A hydrogenic atom in d‐dimensions
View Description Hide DescriptionThe laws of physics in dspatial dimensions are interesting and often lead to insights concerning the laws of physics in three spatial dimensions. A hydrogenic bound system in d‐dimensions is investigated where d is any real positive number, not necessarily an integer, and where a d‐dimensional radial Schrödinger equation is defined by the analytic continuation of the Schrödinger equation used in integer dimensions, with a d‐dimensional potential defined by Gauss’ law. The fundamental constants and physical relationships in d dimensions are arrived at by assuming the electric flux obeys a Gausslike law in d dimensions. This fixes the potential and makes it possible to write down the d‐dimensional Schrödinger equation. This equation is then solved numerically for the ground‐state energy eigenvalues, for several different dimensions, using a fourth‐order Runge–Kutta predictor algorithm. The solutions to this equation are compared to the analogous Bohr model energies in d dimensions and to the results obtained by others at well‐known integer dimensions. There is good qualitative agreement between the two theories in all dimensions. In addition, the wave functions for the Schrödinger equation are numerically determined and normalized in order to locate the most probable orbital radius. These values are compared to the d‐dimensional Bohr radii.

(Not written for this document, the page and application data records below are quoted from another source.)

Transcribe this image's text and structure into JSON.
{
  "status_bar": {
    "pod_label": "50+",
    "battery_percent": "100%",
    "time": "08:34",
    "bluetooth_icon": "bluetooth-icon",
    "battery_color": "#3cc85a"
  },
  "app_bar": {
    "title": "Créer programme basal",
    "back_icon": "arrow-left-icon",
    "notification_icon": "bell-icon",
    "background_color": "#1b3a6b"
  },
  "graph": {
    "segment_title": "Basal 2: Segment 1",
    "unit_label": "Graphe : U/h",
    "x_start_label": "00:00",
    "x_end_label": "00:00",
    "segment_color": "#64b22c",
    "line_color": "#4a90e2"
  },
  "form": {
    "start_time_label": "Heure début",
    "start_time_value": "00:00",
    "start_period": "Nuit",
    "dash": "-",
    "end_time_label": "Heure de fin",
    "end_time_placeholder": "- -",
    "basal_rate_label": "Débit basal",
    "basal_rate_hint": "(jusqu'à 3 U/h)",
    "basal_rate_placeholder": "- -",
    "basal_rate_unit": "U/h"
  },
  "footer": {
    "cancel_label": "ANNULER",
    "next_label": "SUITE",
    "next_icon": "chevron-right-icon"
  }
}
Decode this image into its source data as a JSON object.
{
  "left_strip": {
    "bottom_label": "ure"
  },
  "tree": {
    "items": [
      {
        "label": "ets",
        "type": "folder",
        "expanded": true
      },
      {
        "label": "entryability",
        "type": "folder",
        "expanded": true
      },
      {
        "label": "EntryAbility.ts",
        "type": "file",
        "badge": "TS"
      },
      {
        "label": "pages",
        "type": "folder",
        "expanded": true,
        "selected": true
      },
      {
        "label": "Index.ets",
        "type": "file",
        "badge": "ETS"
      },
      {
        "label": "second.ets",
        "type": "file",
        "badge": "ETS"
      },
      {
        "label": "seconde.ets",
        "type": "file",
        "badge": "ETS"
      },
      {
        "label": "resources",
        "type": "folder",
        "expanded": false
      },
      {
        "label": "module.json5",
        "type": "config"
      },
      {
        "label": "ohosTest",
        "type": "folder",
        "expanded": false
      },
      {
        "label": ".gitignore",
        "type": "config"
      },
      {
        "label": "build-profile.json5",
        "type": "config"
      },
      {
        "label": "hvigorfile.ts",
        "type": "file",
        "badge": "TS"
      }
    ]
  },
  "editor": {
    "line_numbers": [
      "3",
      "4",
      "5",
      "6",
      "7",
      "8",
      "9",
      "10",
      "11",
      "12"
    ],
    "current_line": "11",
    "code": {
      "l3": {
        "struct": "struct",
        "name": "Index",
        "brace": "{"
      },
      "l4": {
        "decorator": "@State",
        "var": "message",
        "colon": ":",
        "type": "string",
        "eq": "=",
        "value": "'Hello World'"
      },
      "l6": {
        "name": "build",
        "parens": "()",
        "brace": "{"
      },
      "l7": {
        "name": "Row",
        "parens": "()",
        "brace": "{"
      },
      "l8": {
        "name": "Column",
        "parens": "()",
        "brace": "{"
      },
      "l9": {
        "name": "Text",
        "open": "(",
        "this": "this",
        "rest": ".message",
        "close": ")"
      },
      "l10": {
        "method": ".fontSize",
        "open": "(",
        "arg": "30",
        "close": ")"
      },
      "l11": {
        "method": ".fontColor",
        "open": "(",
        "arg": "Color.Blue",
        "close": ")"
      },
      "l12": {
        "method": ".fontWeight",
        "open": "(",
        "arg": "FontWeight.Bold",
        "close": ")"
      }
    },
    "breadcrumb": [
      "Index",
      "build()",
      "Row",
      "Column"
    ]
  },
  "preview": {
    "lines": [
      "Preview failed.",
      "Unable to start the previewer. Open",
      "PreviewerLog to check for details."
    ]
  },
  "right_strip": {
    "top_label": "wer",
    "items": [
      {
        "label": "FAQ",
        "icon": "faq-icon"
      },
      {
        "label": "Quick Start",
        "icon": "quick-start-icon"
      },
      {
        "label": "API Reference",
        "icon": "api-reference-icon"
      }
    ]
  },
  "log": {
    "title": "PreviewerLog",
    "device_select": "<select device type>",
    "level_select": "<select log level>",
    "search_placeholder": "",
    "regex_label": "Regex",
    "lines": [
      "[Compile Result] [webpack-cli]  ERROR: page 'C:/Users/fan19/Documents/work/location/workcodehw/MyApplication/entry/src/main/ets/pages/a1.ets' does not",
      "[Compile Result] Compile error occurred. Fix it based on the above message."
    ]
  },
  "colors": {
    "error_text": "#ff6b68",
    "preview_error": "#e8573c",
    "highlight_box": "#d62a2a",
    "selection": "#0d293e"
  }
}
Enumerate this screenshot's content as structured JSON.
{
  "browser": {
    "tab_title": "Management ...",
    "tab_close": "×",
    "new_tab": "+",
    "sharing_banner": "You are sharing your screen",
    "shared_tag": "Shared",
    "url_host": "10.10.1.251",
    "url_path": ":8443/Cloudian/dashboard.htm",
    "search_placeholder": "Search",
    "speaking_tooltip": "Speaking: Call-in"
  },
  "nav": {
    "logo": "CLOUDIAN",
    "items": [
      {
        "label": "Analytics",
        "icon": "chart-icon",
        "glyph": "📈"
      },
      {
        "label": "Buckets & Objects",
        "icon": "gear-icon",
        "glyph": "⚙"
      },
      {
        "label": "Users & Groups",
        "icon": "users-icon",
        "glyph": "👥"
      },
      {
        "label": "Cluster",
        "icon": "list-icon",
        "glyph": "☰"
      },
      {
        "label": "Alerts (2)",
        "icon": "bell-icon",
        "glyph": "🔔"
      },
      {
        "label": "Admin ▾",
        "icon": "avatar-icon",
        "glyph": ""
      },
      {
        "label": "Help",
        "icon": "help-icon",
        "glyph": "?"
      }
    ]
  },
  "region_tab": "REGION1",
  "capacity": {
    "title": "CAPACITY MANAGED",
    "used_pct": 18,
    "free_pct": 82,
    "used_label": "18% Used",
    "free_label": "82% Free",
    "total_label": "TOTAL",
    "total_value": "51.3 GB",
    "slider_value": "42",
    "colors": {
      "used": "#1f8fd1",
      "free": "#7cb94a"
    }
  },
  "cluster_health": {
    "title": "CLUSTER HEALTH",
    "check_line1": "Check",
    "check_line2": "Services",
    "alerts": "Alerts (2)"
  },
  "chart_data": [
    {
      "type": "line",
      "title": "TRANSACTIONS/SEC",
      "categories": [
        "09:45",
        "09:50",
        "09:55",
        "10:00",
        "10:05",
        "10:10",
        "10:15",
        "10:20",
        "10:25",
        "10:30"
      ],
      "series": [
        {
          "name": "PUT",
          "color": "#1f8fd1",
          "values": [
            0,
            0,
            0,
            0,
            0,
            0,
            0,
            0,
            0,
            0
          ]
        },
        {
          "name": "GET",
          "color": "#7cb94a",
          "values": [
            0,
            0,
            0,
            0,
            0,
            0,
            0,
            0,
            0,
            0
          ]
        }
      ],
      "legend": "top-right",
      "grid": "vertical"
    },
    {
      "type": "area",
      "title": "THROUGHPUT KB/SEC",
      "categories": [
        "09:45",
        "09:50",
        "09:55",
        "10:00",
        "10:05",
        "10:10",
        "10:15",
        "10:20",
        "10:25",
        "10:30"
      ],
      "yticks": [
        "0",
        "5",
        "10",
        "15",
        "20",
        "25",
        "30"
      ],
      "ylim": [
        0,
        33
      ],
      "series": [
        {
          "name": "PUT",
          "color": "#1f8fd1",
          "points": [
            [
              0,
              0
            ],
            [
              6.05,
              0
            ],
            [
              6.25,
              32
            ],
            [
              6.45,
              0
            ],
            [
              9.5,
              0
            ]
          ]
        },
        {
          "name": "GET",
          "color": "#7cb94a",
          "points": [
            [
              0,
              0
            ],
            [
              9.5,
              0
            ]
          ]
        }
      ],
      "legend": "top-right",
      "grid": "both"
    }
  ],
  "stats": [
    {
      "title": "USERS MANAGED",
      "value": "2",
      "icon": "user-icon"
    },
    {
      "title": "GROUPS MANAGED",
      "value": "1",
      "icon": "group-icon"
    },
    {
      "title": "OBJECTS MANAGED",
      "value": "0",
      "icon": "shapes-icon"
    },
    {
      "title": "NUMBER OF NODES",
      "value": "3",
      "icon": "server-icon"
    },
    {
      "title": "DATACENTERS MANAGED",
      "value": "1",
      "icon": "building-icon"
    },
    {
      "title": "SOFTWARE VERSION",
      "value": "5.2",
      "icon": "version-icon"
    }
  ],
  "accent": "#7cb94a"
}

The two‐dimensional hydrogen atom with a logarithmic potential energy function
View Description Hide DescriptionRecently, a ‘‘shooting’’ method has been used to obtain exact expressions for eigenvalues and eigensolutions of the two‐dimensional hydrogen atom. This paper shows that the shooting method is easy for undergraduate students to understand and implement numerically. The highly accurate approximations for both eigenvalues and eigensolutions are then used to contrast the two‐dimensional and three‐dimensional hydrogen atoms. Finally, previous methods for solving the two‐dimensional hydrogen atom are compared with the shooting method.

Newton’s first two laws of motion are not definitions
View Description Hide DescriptionNewton’s first two laws of motion are often taken to be a definition of force. It is argued that they are true laws in that they make statements about the nature of the physical world. In particular, the first law can be viewed as asserting the existence of an ensemble of trajectories in a four‐dimensional space along which force‐free bodies, if they exist, would move. Such an ensemble, together with Newton’s absolute time, constitute the essential ingredients of the underlying geometrical structure of Newtonian space‐time. If this view is accepted, it is a relatively simple matter to describe how special and general relativity differ from Newtonian mechanics.

Precise calculation of the electrostatic force between charged spheres including induction effects
View Description Hide DescriptionThe method of images is applied iteratively to compute precisely the electrostatic force between charged spheres. The results are compared to the experimental results reported by Coulomb and show that Coulomb overlooked induction effects revealed in his data.